Notice how increasing the shape causes the elapsed times to increase. That makes sense because, keeping everything else constant, you’d expect the length of time to grow when you increase the number of events. For example, three accidents (α = 3) will take longer to occur than one (α = 1), and five (α = 5) takes longer than 3.
For very high shape values, the gamma distribution approximates the normal distribution, as shown below.
When the shape of a gamma distribution is an integer, it is known as an Erlang distribution. Analysts frequently use the Erlang distribution in queuing theory.
Scale Parameter (β)
For example, if you measure the time between accidents in days and the scale parameter equals 4, there are four days between accidents on average.

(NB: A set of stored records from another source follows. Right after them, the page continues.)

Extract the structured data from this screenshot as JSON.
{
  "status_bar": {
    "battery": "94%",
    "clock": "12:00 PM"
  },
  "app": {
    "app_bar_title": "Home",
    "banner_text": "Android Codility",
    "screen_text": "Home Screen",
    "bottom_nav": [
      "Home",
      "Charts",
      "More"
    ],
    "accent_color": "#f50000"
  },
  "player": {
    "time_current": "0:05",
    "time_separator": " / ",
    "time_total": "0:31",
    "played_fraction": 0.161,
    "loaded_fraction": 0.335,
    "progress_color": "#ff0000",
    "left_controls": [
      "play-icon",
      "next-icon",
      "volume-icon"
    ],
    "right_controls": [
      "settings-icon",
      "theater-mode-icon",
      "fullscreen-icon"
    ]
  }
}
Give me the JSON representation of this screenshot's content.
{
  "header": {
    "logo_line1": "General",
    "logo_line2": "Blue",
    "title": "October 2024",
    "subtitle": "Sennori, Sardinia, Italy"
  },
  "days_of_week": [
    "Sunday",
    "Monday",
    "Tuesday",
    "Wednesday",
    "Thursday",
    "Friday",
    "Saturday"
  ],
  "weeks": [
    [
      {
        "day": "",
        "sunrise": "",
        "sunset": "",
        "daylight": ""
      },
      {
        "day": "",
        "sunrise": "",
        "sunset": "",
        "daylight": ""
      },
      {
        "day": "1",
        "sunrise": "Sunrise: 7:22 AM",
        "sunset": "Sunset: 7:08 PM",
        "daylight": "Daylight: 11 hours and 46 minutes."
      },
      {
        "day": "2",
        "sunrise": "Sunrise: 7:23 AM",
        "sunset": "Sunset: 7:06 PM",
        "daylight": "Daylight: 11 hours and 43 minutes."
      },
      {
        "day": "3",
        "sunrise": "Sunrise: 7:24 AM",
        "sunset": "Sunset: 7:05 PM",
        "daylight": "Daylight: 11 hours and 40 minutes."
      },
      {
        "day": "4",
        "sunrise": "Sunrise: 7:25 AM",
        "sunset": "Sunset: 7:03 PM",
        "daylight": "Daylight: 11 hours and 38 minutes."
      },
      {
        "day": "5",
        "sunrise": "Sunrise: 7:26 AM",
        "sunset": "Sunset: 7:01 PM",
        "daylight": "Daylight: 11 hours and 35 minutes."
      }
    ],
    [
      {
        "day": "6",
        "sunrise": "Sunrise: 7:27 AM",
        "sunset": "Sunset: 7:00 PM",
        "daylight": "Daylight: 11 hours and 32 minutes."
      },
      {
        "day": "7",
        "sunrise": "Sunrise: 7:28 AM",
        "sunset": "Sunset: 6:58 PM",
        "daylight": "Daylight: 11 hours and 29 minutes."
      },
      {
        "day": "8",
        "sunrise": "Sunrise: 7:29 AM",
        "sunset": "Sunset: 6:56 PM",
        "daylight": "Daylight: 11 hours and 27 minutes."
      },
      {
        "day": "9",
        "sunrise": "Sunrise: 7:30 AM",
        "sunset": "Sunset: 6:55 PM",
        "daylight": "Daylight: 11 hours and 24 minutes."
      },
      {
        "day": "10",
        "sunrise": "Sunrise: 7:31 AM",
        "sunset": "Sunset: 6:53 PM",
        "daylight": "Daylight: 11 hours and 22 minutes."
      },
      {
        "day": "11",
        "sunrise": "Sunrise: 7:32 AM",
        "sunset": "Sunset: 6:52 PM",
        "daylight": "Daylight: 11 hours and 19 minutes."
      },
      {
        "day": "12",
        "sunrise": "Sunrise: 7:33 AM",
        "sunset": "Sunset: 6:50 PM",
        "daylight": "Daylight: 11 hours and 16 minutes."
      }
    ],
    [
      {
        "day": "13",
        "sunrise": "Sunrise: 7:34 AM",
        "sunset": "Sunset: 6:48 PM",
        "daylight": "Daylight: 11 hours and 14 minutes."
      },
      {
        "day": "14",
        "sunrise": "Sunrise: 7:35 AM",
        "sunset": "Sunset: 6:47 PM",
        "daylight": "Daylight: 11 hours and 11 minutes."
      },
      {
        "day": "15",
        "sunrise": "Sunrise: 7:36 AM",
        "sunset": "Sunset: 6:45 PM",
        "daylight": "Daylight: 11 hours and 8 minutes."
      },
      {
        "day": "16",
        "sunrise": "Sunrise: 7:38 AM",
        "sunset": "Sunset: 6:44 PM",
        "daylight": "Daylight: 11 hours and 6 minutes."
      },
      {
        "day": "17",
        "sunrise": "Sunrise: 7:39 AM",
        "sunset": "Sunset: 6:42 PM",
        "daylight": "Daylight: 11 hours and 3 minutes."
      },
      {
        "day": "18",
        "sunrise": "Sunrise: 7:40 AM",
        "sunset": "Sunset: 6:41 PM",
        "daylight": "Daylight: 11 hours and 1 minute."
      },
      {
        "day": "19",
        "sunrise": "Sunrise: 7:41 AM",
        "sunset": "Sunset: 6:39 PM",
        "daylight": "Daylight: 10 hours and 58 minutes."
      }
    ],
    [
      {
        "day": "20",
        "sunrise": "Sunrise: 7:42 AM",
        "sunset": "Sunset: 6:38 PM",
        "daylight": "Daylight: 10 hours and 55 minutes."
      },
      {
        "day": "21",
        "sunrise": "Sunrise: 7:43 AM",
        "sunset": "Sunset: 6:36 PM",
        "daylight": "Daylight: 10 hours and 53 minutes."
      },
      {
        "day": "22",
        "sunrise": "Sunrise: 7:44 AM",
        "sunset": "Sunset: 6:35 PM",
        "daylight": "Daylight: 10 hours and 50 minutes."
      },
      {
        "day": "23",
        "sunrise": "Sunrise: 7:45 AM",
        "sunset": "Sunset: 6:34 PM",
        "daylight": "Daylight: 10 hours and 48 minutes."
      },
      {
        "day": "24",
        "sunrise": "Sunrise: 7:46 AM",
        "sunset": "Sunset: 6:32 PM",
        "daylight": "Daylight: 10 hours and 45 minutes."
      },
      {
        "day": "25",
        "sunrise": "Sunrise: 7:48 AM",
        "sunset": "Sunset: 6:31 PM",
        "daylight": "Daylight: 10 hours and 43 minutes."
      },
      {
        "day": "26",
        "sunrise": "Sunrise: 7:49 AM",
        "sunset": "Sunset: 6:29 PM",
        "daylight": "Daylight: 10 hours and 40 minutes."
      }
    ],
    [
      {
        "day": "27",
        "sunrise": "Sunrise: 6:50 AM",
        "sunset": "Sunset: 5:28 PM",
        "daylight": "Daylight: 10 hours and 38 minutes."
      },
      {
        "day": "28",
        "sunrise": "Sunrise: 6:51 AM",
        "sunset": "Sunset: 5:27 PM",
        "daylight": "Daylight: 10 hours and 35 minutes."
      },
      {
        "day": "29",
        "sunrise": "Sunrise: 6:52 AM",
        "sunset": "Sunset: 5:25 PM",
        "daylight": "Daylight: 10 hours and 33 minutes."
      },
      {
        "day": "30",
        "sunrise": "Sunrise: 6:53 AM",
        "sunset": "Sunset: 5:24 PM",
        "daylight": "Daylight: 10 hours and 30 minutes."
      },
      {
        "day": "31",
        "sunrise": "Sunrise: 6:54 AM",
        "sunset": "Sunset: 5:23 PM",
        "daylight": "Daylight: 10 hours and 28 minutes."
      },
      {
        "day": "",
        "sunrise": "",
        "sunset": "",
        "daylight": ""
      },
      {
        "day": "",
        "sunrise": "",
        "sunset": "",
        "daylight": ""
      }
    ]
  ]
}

Rate Parameter (λ)
Alternatively, analysts can use the rate form of the scale parameter, lambda (λ), for the gamma distribution. Lambda is also the mean rate of occurrence during one unit of time in the Poisson distribution. Use the following equations to convert between the scale (β) and rate (λ) forms:
- β = 1 / λ
- λ = 1 / β
They are reciprocals. To understand why let’s return to our example of one accident occurring every four days on average (β = 4). An equivalent way to state it is that an average of one-quarter accident occurs during one day (λ = 1 / 4 = 0.25).
Effect of Changing the Scale on the Gamma Distribution
The scale parameter represents the variability present in the gamma distribution. Higher values cause the distribution to expand further right and decrease the height. Conversely, lower values contract the distribution to the left and increase its peak.
Alternatively, if you use the rate form of the parameter, higher rates shrink the distribution while lower rates spread it out.
The relationship between the scale parameter and the spread of the gamma distribution makes sense when you understand that the scale represents the mean time between events. When the time between events is longer, the probabilities for prolonged times logically increases. In the graph below, I illustrate this by modeling probabilities for the 4th event (shape = 4) and varying the average times between events.
This graph looks similar to the chart comparing shape parameters. While increasing the shape and scale parameters will both extend the elapsed times, the shape parameter can genuinely change the shape in ways that the scale cannot. For instance, the shape parameter can change the distribution so it looks like the exponential and normal distributions. The scale parameter can only stretch out the distribution that the shape defines.
Related post: Measures of Variability
Comparing the Gamma Distribution to Other Distributions
The gamma, exponential, and Poisson distributions all model different characteristics of a Poisson process. A Poisson process has independent events occurring at a constant mean rate. All these distributions can use lambda as a parameter, which represents that average rate of occurrence. Here’s how these three distributions compare.
The gamma distribution models the time between events. Time is a continuous variable, and the gamma distribution is, likewise, a continuous probability distribution. Conversely, the Poisson distribution models the count of events within a set amount of time. A count is a discrete variable and the Poisson distribution is a discrete probability distribution.
The gamma and exponential distributions are equivalent when the gamma distribution has a shape value of 1. Remember that the shape value equals the number of events and the exponential distribution models times for one event. Therefore, a gamma distribution with a shape = 1 is the same as an exponential distribution.
For example, a gamma distribution with a shape = 1 and scale = 3 is equivalent to an exponential distribution with a scale = 3.